- [Input data]:
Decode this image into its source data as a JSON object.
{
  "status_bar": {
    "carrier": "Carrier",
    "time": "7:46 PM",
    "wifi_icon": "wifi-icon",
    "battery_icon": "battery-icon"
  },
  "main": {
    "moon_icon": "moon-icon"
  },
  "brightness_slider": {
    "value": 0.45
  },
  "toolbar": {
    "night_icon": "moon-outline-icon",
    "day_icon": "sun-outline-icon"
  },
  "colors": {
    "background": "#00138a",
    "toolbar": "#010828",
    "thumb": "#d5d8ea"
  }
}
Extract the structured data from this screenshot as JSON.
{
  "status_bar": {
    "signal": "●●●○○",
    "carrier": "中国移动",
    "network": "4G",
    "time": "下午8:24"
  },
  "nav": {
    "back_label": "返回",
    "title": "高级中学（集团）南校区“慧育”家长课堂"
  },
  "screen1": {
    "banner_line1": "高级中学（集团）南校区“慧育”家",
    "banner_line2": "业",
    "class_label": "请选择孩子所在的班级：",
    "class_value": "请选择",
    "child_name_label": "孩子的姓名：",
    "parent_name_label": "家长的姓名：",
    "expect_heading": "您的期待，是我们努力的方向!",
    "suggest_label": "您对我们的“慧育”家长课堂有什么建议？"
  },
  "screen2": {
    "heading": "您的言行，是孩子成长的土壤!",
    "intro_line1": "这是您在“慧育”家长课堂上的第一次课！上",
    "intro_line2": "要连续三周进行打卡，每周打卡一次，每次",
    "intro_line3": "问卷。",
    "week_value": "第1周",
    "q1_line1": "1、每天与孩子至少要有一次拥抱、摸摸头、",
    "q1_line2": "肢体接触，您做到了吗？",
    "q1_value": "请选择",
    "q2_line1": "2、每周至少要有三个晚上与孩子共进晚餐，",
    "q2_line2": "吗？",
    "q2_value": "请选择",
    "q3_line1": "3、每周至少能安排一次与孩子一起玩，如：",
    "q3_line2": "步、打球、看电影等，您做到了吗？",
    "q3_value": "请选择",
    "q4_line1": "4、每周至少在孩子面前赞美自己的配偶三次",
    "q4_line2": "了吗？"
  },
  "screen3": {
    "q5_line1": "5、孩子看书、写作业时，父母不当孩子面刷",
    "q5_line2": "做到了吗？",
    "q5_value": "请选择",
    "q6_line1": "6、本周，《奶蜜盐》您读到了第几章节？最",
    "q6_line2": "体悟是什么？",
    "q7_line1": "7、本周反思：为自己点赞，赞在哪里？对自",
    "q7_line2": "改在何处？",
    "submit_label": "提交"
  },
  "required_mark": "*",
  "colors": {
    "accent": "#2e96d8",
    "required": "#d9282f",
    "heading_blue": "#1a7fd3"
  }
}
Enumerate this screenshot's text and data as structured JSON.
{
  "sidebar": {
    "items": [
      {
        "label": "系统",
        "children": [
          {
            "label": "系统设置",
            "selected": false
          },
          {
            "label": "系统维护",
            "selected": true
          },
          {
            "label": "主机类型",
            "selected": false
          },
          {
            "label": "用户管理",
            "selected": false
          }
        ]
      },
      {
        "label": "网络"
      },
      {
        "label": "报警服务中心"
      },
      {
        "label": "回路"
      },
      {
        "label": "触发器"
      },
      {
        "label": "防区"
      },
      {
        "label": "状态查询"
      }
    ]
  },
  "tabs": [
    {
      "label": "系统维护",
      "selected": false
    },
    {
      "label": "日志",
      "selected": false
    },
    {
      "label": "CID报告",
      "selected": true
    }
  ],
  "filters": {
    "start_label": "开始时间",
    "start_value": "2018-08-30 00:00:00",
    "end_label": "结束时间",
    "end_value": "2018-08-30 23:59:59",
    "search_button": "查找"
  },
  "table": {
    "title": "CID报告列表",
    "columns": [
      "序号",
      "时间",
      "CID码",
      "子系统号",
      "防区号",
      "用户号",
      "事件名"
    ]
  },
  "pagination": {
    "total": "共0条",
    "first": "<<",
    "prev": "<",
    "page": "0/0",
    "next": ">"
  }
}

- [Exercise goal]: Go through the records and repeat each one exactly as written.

- [Answer to this exercise]:
Decode this image into its source data as a JSON object.
{
  "status_bar": {
    "carrier": "Carrier",
    "time": "7:46 PM",
    "wifi_icon": "wifi-icon",
    "battery_icon": "battery-icon"
  },
  "main": {
    "moon_icon": "moon-icon"
  },
  "brightness_slider": {
    "value": 0.45
  },
  "toolbar": {
    "night_icon": "moon-outline-icon",
    "day_icon": "sun-outline-icon"
  },
  "colors": {
    "background": "#00138a",
    "toolbar": "#010828",
    "thumb": "#d5d8ea"
  }
}
Extract the structured data from this screenshot as JSON.
{
  "status_bar": {
    "signal": "●●●○○",
    "carrier": "中国移动",
    "network": "4G",
    "time": "下午8:24"
  },
  "nav": {
    "back_label": "返回",
    "title": "高级中学（集团）南校区“慧育”家长课堂"
  },
  "screen1": {
    "banner_line1": "高级中学（集团）南校区“慧育”家",
    "banner_line2": "业",
    "class_label": "请选择孩子所在的班级：",
    "class_value": "请选择",
    "child_name_label": "孩子的姓名：",
    "parent_name_label": "家长的姓名：",
    "expect_heading": "您的期待，是我们努力的方向!",
    "suggest_label": "您对我们的“慧育”家长课堂有什么建议？"
  },
  "screen2": {
    "heading": "您的言行，是孩子成长的土壤!",
    "intro_line1": "这是您在“慧育”家长课堂上的第一次课！上",
    "intro_line2": "要连续三周进行打卡，每周打卡一次，每次",
    "intro_line3": "问卷。",
    "week_value": "第1周",
    "q1_line1": "1、每天与孩子至少要有一次拥抱、摸摸头、",
    "q1_line2": "肢体接触，您做到了吗？",
    "q1_value": "请选择",
    "q2_line1": "2、每周至少要有三个晚上与孩子共进晚餐，",
    "q2_line2": "吗？",
    "q2_value": "请选择",
    "q3_line1": "3、每周至少能安排一次与孩子一起玩，如：",
    "q3_line2": "步、打球、看电影等，您做到了吗？",
    "q3_value": "请选择",
    "q4_line1": "4、每周至少在孩子面前赞美自己的配偶三次",
    "q4_line2": "了吗？"
  },
  "screen3": {
    "q5_line1": "5、孩子看书、写作业时，父母不当孩子面刷",
    "q5_line2": "做到了吗？",
    "q5_value": "请选择",
    "q6_line1": "6、本周，《奶蜜盐》您读到了第几章节？最",
    "q6_line2": "体悟是什么？",
    "q7_line1": "7、本周反思：为自己点赞，赞在哪里？对自",
    "q7_line2": "改在何处？",
    "submit_label": "提交"
  },
  "required_mark": "*",
  "colors": {
    "accent": "#2e96d8",
    "required": "#d9282f",
    "heading_blue": "#1a7fd3"
  }
}
Enumerate this screenshot's text and data as structured JSON.
{
  "sidebar": {
    "items": [
      {
        "label": "系统",
        "children": [
          {
            "label": "系统设置",
            "selected": false
          },
          {
            "label": "系统维护",
            "selected": true
          },
          {
            "label": "主机类型",
            "selected": false
          },
          {
            "label": "用户管理",
            "selected": false
          }
        ]
      },
      {
        "label": "网络"
      },
      {
        "label": "报警服务中心"
      },
      {
        "label": "回路"
      },
      {
        "label": "触发器"
      },
      {
        "label": "防区"
      },
      {
        "label": "状态查询"
      }
    ]
  },
  "tabs": [
    {
      "label": "系统维护",
      "selected": false
    },
    {
      "label": "日志",
      "selected": false
    },
    {
      "label": "CID报告",
      "selected": true
    }
  ],
  "filters": {
    "start_label": "开始时间",
    "start_value": "2018-08-30 00:00:00",
    "end_label": "结束时间",
    "end_value": "2018-08-30 23:59:59",
    "search_button": "查找"
  },
  "table": {
    "title": "CID报告列表",
    "columns": [
      "序号",
      "时间",
      "CID码",
      "子系统号",
      "防区号",
      "用户号",
      "事件名"
    ]
  },
  "pagination": {
    "total": "共0条",
    "first": "<<",
    "prev": "<",
    "page": "0/0",
    "next": ">"
  }
}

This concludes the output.